RUIN: Tearful families spoke of their anguish last night, as the US, UK and other governments were said to have been piling pressure on Israel to delay its air, sea and land assault to give deal-makers more time. Israeli tanks are in full readiness along the border
In a statement on Friday, Hamas said it was working with mediators in Egypt, Qatar and other ‘friendly countries’ to release more hostages ‘as and when security circumstances permit’. But a deal involving the US, Israel and Qatar that would have led to the release of 50 hostages fell through, the Wall Street Journal reported.
‘Hostages are being kept to act as human shields
Informed sources told the newspaper that, for the first week of the conflict, Hamas leaders had refused any conversation about the hostages. Extraordinarily, they weren’t even sure where all the kidnapped people were, because some had been snatched by ordinary Palestinians who burst through the border fence during the terror attacks.
It is feared many hostages are being kept to act as ‘human shields’ in the expected invasion. Families of the captives desperately pleaded with the Israelis for more time to free them before it begins.
Rachel Goldberg, 54, the mother of Hersh Goldberg-Polin, 23, a festival-goer last seen being loaded onto a truck by terrorists, told the MoS yesterday: ‘Obviously if your child is sitting in the street and you see a truck coming, it’s natural to say ‘please pump the brakes’.’
She said: ‘Obviously we are beyond thrilled for the Raanan family. As soon as we heard they were finally getting good news, we were in tears of joy for them.
‘We are still in the realm of complete unknown for Hersh. What we pieced together from people who were with him is that he was in hiding and Hamas threw in hand grenades. We know his left arm was blown off at the elbow, and he was put on a Hamas pick-up truck.
‘Hearing that about your child, it’s primal terror. He might have bled out from his wound, or he might be alive in Gaza now in terrible pain without the medical care he needs.

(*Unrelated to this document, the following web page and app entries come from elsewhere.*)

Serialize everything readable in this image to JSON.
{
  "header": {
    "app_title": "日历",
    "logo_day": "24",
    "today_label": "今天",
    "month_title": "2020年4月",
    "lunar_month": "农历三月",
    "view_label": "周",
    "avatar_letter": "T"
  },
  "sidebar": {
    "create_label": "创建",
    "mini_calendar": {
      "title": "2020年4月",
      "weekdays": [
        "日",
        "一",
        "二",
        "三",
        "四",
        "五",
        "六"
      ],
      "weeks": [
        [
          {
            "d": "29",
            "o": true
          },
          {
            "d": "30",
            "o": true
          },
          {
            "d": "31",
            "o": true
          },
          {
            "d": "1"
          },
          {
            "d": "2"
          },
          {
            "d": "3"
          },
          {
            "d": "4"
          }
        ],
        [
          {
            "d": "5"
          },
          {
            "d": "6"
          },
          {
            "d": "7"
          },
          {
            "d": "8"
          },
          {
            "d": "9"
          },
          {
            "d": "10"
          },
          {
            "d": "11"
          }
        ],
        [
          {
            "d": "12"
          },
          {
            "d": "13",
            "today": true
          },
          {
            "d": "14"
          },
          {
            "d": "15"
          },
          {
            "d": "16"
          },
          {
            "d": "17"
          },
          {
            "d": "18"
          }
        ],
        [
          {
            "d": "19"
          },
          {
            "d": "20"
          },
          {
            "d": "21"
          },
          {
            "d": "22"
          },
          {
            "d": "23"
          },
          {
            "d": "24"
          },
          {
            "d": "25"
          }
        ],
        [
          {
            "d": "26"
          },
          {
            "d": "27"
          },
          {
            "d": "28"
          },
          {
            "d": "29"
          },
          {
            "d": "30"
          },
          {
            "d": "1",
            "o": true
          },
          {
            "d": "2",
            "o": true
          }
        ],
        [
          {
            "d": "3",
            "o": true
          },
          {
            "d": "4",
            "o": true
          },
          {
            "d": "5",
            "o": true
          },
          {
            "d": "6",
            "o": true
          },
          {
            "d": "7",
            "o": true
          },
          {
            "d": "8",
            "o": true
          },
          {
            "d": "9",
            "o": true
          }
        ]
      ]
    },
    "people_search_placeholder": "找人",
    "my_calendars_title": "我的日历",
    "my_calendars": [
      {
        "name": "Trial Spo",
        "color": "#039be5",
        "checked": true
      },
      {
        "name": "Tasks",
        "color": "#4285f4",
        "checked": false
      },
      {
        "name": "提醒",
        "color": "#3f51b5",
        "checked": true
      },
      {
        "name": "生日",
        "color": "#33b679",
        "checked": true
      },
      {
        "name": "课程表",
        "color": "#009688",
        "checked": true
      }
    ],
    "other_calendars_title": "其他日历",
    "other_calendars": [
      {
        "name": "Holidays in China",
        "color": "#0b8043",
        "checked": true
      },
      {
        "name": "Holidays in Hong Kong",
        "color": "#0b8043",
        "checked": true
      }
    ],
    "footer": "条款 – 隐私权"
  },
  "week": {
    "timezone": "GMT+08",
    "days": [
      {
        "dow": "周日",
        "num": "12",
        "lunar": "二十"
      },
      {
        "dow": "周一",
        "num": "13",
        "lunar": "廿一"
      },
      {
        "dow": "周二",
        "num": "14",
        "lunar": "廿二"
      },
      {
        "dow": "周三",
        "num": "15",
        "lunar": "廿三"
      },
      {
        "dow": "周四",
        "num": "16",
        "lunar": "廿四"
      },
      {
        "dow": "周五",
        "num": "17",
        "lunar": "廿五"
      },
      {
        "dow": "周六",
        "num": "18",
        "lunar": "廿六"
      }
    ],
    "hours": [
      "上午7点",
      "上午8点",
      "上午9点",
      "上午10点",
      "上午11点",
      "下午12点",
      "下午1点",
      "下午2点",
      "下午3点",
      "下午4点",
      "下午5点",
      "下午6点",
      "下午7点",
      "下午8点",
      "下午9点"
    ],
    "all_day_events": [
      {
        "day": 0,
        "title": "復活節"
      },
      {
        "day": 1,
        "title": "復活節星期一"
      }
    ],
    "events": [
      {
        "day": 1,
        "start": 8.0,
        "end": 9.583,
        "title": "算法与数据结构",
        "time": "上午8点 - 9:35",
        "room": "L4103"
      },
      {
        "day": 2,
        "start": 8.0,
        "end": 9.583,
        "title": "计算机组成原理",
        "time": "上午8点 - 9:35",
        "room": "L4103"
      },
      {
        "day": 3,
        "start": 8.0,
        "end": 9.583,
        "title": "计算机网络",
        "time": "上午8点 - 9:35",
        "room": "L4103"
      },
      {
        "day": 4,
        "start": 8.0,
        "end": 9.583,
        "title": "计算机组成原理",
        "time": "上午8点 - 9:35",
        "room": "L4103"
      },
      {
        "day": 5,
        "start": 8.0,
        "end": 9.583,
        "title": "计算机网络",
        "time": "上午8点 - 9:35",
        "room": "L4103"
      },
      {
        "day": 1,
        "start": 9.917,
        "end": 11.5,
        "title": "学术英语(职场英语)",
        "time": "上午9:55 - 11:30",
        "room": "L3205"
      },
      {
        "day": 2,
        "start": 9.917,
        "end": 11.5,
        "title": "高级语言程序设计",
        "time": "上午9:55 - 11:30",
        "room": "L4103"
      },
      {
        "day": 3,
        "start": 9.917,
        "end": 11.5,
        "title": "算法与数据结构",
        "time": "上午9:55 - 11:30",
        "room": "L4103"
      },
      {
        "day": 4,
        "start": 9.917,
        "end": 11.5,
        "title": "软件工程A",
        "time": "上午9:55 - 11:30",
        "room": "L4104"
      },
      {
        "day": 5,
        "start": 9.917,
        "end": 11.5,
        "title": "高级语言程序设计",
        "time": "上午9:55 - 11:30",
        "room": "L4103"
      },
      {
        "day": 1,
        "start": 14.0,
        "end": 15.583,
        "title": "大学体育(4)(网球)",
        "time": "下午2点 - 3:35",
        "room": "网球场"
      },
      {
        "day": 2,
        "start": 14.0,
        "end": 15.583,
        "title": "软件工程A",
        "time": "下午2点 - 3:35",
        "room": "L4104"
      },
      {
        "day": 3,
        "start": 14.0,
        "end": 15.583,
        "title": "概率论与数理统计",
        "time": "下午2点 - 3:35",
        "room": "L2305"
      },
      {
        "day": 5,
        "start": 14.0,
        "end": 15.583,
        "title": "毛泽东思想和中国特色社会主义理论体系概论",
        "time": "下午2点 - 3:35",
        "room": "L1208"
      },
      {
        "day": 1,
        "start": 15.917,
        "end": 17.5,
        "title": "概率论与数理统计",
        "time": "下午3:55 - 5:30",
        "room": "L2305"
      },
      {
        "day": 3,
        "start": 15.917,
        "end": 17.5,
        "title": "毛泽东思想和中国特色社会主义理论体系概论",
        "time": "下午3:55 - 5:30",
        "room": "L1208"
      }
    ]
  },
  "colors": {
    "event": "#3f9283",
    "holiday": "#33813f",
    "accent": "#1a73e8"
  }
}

‘I have to keep the mother’s hope that he is alive and being strong and surviving.’
Aid arrives amid chaos at border
There was chaos at the crossing between Gaza and Egypt yesterday as vital aid was finally allowed in but foreign passport holders were blocked from getting out.
Hundreds of expats were denied exit from the besieged enclave, but the Rafah border crossing was opened to aid, with 20 lorries bringing a lifeline to Gazan civilians caught in the conflict between Israel and the Hamas terror group that runs Gaza.
The aid convoy was the first to enter since chaos erupted two weeks ago. But while the lorries brought 3,000 tons of food and medicines, the Palestinian authorities said this amounted to only three per cent of the supplies needed every day.
Gaza’s 2.3 million inhabitants are rationing food and drinking dirty water. And hospitals say they are running low on medical supplies and fuel for emergency generators amid a territory-wide power blackout.